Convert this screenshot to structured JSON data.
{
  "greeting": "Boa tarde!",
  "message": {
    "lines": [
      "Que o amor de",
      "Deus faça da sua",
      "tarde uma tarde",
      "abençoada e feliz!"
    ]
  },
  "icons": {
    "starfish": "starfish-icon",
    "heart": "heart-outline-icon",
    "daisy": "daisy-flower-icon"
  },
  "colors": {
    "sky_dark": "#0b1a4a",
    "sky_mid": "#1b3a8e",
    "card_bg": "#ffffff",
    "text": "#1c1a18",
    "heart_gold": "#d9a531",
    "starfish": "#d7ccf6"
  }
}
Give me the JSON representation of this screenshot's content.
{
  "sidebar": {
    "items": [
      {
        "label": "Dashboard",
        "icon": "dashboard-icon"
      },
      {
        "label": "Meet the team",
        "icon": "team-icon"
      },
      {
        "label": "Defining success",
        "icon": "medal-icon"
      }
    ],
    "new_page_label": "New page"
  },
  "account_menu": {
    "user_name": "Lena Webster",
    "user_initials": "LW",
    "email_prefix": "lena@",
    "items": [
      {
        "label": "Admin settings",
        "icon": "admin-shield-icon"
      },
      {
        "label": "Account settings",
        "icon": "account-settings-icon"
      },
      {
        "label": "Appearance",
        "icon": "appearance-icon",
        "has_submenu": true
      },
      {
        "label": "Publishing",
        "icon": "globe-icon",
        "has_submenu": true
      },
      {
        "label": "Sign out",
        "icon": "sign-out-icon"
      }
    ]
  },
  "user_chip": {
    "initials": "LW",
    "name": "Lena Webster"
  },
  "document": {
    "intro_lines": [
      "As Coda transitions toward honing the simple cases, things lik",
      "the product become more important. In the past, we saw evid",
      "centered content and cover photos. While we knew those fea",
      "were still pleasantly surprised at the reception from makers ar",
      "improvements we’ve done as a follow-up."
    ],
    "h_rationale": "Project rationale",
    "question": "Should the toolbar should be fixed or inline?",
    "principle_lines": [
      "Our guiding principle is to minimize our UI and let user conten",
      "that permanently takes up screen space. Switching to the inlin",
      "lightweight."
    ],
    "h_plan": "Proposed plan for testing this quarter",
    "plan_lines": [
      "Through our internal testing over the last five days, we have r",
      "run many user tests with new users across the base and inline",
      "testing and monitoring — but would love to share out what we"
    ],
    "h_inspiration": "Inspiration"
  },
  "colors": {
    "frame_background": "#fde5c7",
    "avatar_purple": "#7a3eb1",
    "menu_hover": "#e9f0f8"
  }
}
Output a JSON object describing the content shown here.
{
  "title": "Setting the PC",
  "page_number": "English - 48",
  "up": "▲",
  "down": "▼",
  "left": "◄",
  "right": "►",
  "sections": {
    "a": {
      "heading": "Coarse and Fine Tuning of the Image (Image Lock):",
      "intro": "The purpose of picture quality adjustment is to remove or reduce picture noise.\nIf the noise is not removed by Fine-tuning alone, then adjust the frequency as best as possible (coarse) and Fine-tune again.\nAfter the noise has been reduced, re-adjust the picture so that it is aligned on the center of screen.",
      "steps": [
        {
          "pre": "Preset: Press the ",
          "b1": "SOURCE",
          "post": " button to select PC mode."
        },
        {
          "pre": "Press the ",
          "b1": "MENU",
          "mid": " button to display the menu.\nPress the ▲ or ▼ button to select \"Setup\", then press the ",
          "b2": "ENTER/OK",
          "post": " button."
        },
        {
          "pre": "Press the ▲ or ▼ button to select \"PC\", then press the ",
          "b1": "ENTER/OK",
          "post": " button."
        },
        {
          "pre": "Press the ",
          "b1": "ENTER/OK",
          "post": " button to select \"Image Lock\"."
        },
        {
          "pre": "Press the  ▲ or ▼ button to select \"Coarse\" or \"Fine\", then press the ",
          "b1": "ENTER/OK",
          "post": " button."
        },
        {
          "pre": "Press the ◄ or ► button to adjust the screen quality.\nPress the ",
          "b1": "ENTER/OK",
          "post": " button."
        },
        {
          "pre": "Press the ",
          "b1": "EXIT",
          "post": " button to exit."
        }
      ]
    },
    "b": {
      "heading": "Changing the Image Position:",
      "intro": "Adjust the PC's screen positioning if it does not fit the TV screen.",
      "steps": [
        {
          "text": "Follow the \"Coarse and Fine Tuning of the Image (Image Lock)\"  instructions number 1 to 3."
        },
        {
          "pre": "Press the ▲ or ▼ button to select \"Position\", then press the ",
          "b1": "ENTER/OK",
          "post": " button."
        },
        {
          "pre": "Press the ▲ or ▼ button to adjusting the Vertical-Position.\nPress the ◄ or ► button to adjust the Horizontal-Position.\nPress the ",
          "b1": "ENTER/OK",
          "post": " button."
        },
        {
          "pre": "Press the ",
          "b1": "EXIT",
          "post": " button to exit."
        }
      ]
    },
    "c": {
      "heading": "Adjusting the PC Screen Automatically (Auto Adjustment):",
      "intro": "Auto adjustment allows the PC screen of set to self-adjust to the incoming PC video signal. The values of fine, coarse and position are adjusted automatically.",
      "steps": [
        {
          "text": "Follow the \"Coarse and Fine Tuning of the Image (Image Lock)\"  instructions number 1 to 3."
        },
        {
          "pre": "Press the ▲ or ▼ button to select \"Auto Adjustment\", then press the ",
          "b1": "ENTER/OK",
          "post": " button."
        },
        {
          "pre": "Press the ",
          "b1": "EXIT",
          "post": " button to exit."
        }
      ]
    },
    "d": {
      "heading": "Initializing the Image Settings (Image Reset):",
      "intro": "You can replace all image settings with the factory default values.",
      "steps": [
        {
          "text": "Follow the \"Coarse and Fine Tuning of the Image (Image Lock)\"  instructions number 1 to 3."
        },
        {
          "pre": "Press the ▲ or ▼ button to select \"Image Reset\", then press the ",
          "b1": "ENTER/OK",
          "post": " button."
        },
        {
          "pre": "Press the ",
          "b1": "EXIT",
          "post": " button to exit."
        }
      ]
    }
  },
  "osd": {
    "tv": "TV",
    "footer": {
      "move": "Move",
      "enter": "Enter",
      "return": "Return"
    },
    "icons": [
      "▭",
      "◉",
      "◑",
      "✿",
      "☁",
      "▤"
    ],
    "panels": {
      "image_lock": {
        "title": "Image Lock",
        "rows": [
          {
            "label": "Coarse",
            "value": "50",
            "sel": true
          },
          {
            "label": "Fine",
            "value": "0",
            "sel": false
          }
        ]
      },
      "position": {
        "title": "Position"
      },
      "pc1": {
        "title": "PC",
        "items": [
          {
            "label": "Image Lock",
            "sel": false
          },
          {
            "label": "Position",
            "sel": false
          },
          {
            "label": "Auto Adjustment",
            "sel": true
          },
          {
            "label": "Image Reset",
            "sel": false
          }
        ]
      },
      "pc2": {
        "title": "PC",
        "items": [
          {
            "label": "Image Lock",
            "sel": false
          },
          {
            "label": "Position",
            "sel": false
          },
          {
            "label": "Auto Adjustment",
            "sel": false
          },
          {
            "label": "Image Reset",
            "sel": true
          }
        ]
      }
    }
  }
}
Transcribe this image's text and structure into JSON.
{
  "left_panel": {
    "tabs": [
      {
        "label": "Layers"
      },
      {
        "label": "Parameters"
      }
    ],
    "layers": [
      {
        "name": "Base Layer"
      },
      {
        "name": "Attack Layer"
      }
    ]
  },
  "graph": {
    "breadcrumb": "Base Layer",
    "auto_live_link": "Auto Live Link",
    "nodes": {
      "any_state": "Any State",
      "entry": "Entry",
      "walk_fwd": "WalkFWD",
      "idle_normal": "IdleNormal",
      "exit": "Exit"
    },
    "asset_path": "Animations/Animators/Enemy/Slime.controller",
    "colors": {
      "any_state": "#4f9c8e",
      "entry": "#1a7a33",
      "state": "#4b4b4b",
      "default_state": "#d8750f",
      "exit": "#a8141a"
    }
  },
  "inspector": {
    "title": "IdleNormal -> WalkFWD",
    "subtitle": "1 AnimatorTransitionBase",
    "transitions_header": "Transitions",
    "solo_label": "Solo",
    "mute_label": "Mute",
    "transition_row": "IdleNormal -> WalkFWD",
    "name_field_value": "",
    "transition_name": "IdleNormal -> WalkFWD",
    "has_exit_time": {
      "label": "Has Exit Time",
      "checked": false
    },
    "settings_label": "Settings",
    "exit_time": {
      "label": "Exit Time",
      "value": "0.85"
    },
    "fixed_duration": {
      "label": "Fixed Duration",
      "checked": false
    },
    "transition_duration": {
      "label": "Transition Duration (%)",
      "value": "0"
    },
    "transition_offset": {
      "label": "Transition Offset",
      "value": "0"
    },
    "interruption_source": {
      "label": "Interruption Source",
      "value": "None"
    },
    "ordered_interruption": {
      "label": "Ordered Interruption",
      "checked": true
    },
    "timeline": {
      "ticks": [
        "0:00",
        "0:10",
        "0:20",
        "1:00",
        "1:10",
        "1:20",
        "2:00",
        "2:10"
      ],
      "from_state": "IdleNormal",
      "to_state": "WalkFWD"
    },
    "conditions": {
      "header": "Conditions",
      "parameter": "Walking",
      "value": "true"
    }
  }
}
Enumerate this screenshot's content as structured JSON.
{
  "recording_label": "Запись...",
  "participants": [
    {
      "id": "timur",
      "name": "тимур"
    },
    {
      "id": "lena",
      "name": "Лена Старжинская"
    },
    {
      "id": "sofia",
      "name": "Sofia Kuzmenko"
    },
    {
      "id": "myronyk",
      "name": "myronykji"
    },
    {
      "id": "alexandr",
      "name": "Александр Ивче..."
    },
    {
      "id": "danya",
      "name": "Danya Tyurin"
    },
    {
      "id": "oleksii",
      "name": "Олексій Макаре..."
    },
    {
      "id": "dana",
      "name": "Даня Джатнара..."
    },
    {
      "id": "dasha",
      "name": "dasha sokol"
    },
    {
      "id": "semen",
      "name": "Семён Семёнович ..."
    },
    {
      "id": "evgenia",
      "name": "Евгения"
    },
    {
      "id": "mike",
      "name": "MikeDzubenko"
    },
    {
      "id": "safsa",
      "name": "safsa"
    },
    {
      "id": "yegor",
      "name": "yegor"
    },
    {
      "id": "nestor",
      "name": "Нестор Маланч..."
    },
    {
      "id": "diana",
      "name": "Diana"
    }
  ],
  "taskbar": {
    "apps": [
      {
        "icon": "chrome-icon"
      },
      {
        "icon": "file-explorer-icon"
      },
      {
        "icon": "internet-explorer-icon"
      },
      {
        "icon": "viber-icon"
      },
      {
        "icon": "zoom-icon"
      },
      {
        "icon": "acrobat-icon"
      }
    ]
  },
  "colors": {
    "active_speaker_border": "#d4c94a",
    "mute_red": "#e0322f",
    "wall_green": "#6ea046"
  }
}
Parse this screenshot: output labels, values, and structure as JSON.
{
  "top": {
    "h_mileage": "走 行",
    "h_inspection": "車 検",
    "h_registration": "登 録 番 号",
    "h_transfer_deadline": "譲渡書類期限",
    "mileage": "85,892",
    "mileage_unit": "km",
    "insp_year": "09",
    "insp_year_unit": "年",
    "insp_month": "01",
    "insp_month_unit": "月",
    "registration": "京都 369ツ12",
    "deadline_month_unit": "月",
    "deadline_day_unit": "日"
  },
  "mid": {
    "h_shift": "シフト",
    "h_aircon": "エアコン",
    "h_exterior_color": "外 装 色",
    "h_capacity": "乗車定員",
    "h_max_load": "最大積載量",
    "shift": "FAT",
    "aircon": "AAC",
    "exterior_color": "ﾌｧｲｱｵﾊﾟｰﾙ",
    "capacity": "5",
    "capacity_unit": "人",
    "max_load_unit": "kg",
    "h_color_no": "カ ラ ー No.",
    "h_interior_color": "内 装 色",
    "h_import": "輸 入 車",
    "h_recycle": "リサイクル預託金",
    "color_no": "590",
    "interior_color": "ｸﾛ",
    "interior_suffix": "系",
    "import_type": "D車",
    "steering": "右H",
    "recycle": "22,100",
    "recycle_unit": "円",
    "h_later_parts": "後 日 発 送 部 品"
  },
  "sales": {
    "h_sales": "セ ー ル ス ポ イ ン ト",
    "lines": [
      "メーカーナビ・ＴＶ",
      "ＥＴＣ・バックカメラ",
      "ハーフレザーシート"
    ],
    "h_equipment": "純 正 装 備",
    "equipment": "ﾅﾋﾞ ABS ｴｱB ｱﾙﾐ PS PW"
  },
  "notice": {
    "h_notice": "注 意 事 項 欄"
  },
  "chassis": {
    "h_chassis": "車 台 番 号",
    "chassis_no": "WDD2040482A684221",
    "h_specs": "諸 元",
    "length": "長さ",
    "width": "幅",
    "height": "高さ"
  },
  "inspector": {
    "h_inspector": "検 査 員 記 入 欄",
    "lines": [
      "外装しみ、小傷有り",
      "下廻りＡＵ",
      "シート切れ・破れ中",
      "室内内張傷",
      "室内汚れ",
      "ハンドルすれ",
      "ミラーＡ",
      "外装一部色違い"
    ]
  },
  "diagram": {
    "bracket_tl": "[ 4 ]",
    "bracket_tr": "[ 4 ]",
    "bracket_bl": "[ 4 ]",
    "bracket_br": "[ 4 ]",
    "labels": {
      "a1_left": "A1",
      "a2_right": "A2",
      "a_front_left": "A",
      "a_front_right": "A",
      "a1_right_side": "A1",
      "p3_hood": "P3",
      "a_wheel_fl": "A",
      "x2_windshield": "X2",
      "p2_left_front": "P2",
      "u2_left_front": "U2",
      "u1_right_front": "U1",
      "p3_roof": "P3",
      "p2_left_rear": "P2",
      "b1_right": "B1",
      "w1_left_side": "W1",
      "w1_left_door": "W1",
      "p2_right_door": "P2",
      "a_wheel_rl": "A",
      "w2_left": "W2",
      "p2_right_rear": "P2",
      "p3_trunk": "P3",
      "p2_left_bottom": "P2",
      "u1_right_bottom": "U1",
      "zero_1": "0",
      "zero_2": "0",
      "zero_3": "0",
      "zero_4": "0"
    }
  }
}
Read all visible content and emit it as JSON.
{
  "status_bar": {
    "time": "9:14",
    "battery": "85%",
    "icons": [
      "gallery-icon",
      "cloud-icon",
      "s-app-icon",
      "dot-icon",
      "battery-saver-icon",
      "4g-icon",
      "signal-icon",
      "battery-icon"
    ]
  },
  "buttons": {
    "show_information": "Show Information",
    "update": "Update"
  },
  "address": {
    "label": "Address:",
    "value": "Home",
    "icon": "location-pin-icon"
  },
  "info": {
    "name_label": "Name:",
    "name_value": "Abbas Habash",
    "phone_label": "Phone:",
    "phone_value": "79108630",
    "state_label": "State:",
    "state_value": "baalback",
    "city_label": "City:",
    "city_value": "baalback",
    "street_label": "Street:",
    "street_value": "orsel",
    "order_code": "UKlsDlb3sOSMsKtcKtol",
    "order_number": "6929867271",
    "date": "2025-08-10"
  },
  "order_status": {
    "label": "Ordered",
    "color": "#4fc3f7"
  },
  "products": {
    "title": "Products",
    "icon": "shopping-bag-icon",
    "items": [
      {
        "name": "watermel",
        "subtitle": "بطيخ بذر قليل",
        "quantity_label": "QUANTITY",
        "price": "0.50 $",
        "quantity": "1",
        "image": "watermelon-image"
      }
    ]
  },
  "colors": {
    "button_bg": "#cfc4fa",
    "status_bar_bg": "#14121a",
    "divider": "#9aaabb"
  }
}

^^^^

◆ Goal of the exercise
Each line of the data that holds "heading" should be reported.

◆ Task answer
      "heading": "Coarse and Fine Tuning of the Image (Image Lock):",
      "heading": "Changing the Image Position:",
      "heading": "Adjusting the PC Screen Automatically (Auto Adjustment):",
      "heading": "Initializing the Image Settings (Image Reset):",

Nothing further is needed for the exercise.